(Problem requirements):
From the entries that follow, pick out all lines holding "this".

Entries from a dataset of interfaces:
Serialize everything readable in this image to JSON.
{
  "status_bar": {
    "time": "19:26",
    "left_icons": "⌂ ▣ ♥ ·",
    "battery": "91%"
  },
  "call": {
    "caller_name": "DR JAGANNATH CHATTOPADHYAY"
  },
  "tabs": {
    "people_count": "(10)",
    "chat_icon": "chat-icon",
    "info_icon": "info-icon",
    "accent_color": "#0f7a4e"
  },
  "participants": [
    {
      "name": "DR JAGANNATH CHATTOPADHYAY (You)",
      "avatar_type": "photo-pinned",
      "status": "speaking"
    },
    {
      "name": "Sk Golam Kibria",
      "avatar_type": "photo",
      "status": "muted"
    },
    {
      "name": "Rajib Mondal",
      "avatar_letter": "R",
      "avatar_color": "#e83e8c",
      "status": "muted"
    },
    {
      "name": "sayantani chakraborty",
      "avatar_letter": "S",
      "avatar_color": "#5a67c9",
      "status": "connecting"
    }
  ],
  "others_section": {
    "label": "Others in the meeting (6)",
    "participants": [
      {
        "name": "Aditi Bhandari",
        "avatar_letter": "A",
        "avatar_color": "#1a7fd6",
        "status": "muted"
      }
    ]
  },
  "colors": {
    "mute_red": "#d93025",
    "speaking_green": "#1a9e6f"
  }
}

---

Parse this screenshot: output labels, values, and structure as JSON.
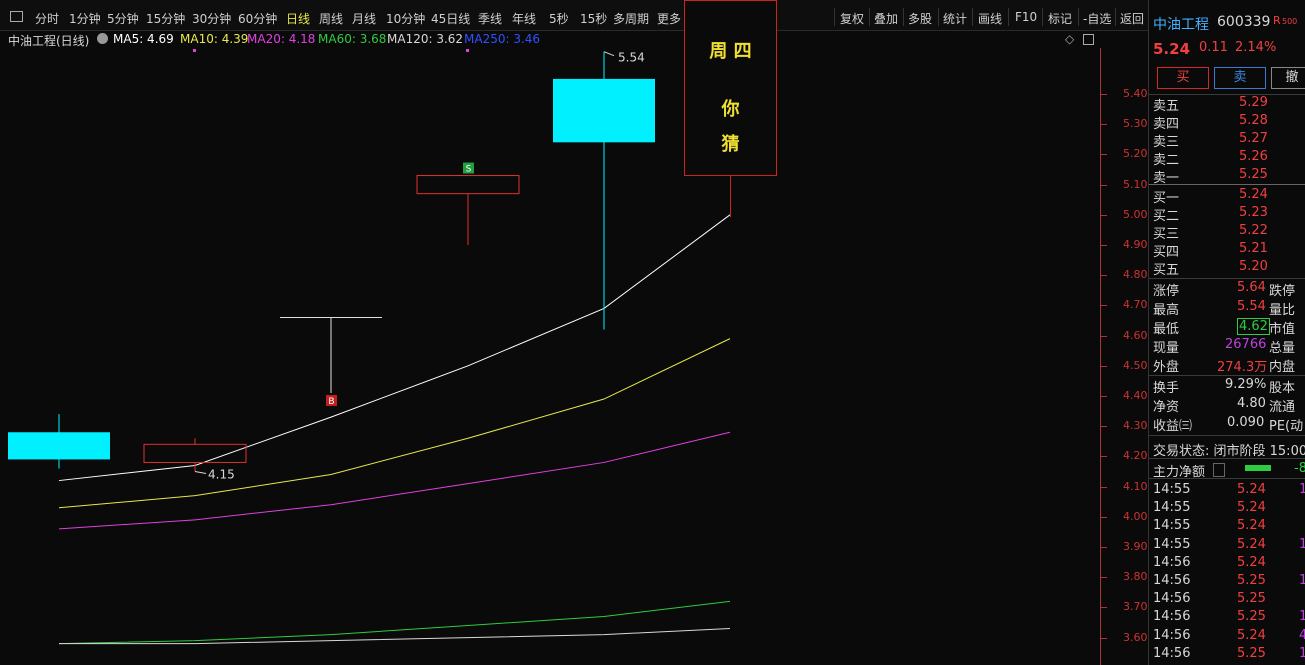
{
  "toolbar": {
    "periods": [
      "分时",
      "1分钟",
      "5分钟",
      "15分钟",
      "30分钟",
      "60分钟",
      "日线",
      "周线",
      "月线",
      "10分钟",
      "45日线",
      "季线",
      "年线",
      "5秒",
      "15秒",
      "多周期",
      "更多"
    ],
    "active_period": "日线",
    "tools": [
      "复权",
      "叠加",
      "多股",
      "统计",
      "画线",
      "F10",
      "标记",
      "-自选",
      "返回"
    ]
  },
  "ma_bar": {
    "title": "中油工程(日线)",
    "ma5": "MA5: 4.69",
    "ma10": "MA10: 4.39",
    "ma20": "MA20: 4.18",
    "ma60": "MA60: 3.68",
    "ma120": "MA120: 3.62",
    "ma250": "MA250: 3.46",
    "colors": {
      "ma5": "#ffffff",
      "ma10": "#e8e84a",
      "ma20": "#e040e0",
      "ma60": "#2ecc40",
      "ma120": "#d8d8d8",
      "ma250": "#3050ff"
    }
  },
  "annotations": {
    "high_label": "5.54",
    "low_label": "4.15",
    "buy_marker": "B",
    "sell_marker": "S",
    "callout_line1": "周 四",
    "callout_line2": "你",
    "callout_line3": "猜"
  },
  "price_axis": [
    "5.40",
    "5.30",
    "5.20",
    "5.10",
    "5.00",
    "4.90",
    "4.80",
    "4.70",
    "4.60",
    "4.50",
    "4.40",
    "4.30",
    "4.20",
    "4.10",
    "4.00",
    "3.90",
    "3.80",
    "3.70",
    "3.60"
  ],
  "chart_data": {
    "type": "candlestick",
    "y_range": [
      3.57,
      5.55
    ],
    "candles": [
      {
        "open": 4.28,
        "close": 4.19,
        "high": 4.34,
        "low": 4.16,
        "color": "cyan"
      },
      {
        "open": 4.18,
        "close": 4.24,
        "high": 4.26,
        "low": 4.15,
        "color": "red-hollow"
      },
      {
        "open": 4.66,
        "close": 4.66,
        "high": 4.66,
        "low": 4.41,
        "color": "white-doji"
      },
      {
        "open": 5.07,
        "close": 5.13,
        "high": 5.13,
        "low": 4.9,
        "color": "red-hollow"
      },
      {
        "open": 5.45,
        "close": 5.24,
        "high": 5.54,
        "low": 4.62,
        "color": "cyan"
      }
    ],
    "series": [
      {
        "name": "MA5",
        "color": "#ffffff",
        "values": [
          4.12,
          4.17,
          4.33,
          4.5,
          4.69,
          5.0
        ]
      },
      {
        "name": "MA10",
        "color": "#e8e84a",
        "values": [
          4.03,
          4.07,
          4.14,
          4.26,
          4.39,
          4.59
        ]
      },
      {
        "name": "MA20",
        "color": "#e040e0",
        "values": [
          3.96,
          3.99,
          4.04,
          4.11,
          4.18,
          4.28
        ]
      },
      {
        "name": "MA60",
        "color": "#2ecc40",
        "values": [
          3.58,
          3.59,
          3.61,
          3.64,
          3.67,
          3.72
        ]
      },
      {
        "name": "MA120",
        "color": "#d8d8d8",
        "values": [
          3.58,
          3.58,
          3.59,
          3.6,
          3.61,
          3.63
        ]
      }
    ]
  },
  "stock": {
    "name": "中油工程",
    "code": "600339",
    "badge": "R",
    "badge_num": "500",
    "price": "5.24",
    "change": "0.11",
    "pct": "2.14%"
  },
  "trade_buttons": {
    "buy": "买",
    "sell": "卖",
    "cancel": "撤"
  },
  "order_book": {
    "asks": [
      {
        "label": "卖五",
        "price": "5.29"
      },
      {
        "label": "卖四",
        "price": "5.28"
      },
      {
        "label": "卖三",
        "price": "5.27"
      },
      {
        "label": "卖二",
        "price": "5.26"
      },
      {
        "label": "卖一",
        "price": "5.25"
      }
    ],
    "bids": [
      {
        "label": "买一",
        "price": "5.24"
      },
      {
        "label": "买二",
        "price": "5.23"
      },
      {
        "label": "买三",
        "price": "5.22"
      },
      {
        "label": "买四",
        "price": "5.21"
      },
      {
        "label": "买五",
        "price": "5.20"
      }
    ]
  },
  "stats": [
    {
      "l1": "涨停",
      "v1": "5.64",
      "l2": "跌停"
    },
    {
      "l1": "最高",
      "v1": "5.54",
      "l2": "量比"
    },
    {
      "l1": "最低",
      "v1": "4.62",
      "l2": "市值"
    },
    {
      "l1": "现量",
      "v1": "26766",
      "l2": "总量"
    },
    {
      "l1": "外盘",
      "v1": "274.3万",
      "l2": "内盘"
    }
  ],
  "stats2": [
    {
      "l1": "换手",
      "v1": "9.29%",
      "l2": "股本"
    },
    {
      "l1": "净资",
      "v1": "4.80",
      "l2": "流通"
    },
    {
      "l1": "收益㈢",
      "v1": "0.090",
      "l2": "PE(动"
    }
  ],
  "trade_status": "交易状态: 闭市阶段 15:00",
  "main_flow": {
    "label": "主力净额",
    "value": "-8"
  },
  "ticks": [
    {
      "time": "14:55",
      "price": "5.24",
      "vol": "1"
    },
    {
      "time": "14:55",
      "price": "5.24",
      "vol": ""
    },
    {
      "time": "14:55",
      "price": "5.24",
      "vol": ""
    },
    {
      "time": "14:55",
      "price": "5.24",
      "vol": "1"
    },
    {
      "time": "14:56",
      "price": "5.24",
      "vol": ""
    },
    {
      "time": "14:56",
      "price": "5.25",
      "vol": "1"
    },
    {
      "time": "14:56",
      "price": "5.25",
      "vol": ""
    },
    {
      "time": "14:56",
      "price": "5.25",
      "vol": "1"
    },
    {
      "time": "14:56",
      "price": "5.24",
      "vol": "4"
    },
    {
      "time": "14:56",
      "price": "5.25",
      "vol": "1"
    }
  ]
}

(The answer):
Serialize everything readable in this image to JSON.
Parse this screenshot: output labels, values, and structure as JSON.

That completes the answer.